"""
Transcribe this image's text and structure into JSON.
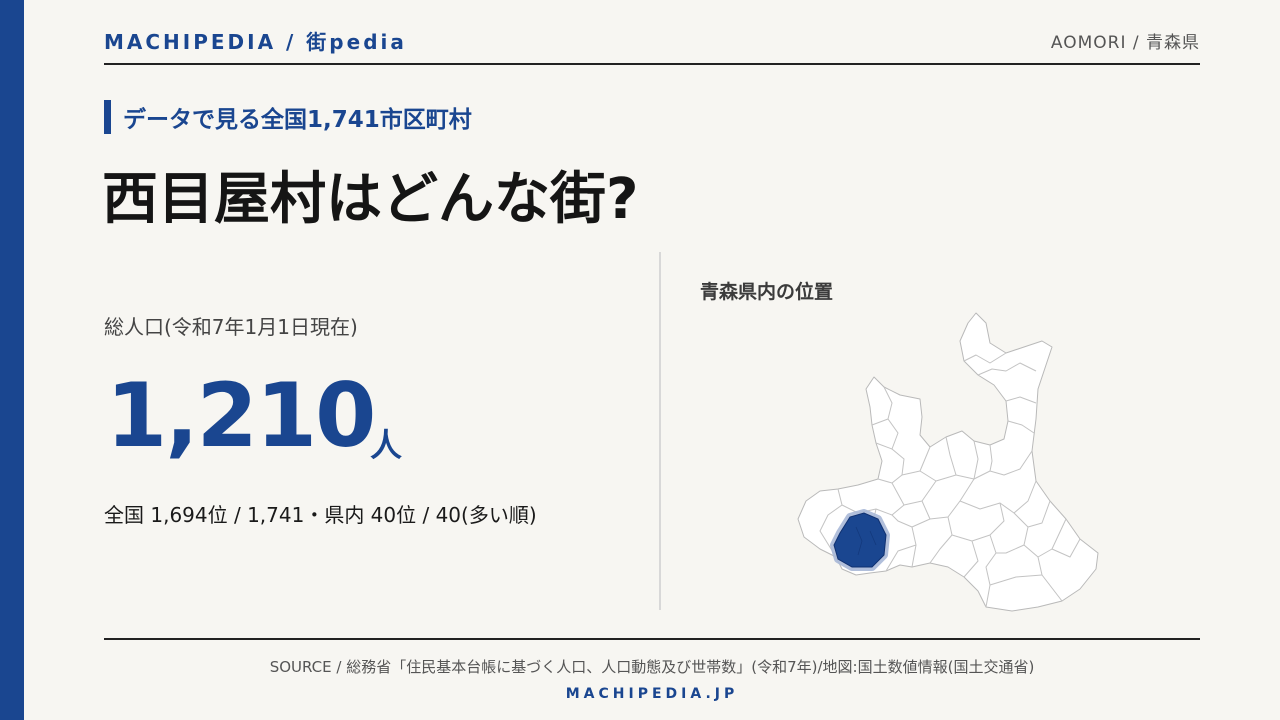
{
  "header": {
    "brand": "MACHIPEDIA / 街pedia",
    "region": "AOMORI / 青森県"
  },
  "kicker": "データで見る全国1,741市区町村",
  "title": "西目屋村はどんな街?",
  "population": {
    "label": "総人口(令和7年1月1日現在)",
    "value": "1,210",
    "unit": "人",
    "rank": "全国 1,694位 / 1,741・県内 40位 / 40(多い順)"
  },
  "map": {
    "label": "青森県内の位置"
  },
  "footer": {
    "source": "SOURCE / 総務省「住民基本台帳に基づく人口、人口動態及び世帯数」(令和7年)/地図:国土数値情報(国土交通省)",
    "site": "MACHIPEDIA.JP"
  },
  "colors": {
    "accent": "#1a4690",
    "background": "#f7f6f2"
  }
}
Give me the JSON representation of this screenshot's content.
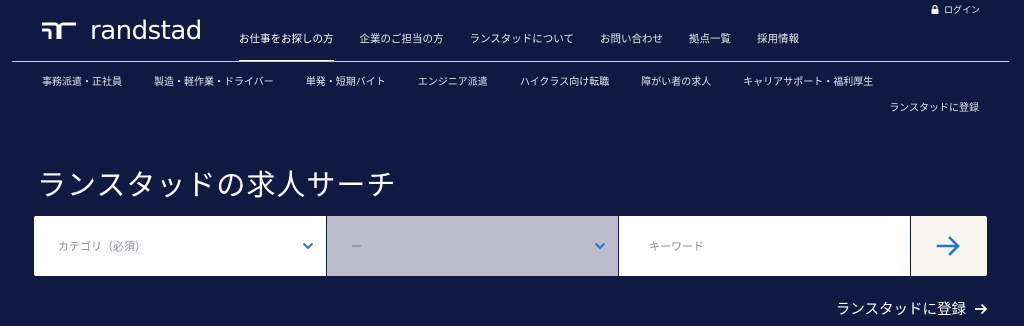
{
  "header": {
    "login_label": "ログイン",
    "brand": "randstad"
  },
  "main_nav": [
    {
      "label": "お仕事をお探しの方",
      "active": true
    },
    {
      "label": "企業のご担当の方"
    },
    {
      "label": "ランスタッドについて"
    },
    {
      "label": "お問い合わせ"
    },
    {
      "label": "拠点一覧"
    },
    {
      "label": "採用情報"
    }
  ],
  "sub_nav": [
    {
      "label": "事務派遣・正社員"
    },
    {
      "label": "製造・軽作業・ドライバー"
    },
    {
      "label": "単発・短期バイト"
    },
    {
      "label": "エンジニア派遣"
    },
    {
      "label": "ハイクラス向け転職"
    },
    {
      "label": "障がい者の求人"
    },
    {
      "label": "キャリアサポート・福利厚生"
    }
  ],
  "sub_register_label": "ランスタッドに登録",
  "search": {
    "title": "ランスタッドの求人サーチ",
    "category_placeholder": "カテゴリ（必須）",
    "sub_category_value": "ー",
    "keyword_placeholder": "キーワード"
  },
  "register_link_label": "ランスタッドに登録",
  "colors": {
    "background": "#0f1941",
    "accent_blue": "#2175d9",
    "disabled_field": "#bcbccb"
  },
  "icons": {
    "login": "lock-icon",
    "chevron": "chevron-down-icon",
    "submit": "arrow-right-icon"
  }
}
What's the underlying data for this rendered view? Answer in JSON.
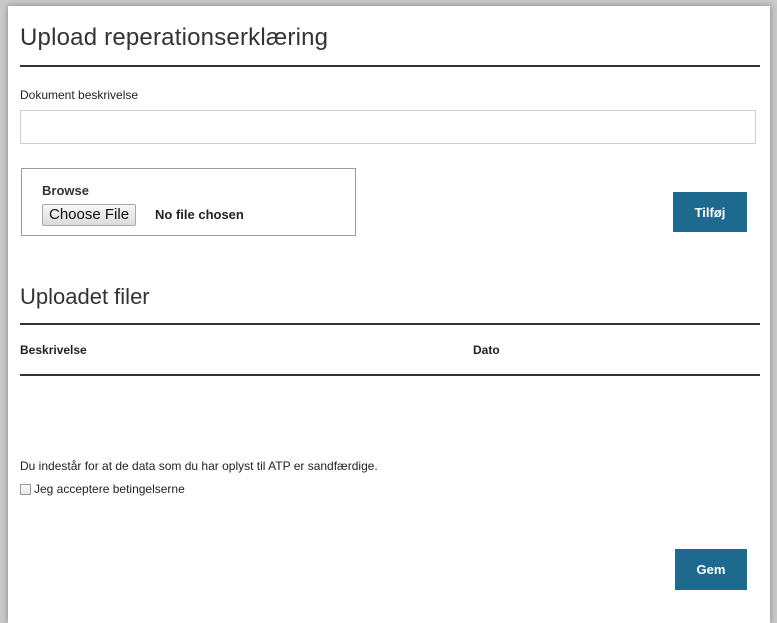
{
  "form": {
    "title": "Upload reperationserklæring",
    "document_description_label": "Dokument beskrivelse",
    "document_description_value": "",
    "document_description_placeholder": "",
    "browse_label": "Browse",
    "choose_file_label": "Choose File",
    "no_file_text": "No file chosen",
    "add_button_label": "Tilføj"
  },
  "uploaded": {
    "title": "Uploadet filer",
    "columns": [
      "Beskrivelse",
      "Dato"
    ],
    "rows": []
  },
  "terms": {
    "declaration": "Du indestår for at de data som du har oplyst til ATP er sandfærdige.",
    "accept_label": "Jeg acceptere betingelserne",
    "accepted": false
  },
  "actions": {
    "save_label": "Gem"
  },
  "colors": {
    "primary_button": "#1e6a8e",
    "rule": "#333333",
    "background": "#ffffff"
  }
}
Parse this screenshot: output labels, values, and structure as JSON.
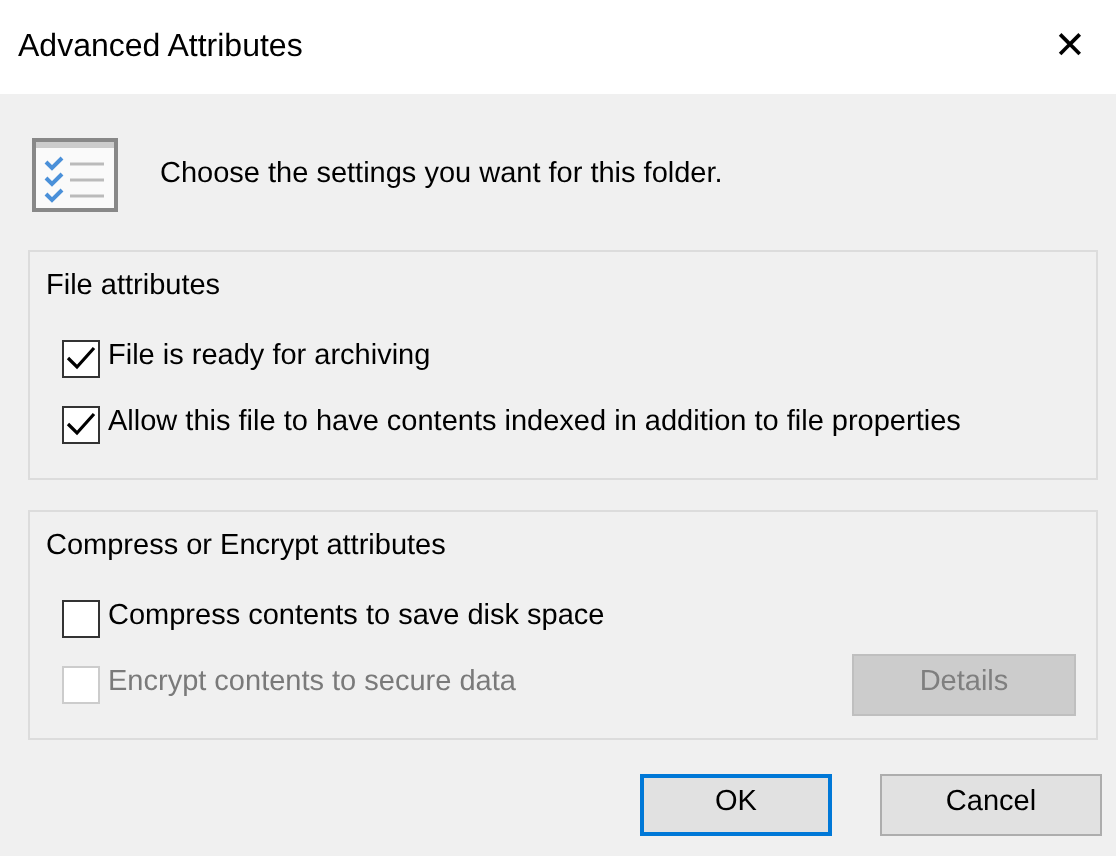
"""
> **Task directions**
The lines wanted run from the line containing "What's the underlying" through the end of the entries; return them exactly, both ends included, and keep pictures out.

> **Solution to this exercise**
What's the underlying data for this rendered view? Answer in JSON.
{
  "form": {
    "title": "Upload reperationserklæring",
    "document_description_label": "Dokument beskrivelse",
    "document_description_value": "",
    "document_description_placeholder": "",
    "browse_label": "Browse",
    "choose_file_label": "Choose File",
    "no_file_text": "No file chosen",
    "add_button_label": "Tilføj"
  },
  "uploaded": {
    "title": "Uploadet filer",
    "columns": [
      "Beskrivelse",
      "Dato"
    ],
    "rows": []
  },
  "terms": {
    "declaration": "Du indestår for at de data som du har oplyst til ATP er sandfærdige.",
    "accept_label": "Jeg acceptere betingelserne",
    "accepted": false
  },
  "actions": {
    "save_label": "Gem"
  },
  "colors": {
    "primary_button": "#1e6a8e",
    "rule": "#333333",
    "background": "#ffffff"
  }
}
Parse this screenshot: output labels, values, and structure as JSON.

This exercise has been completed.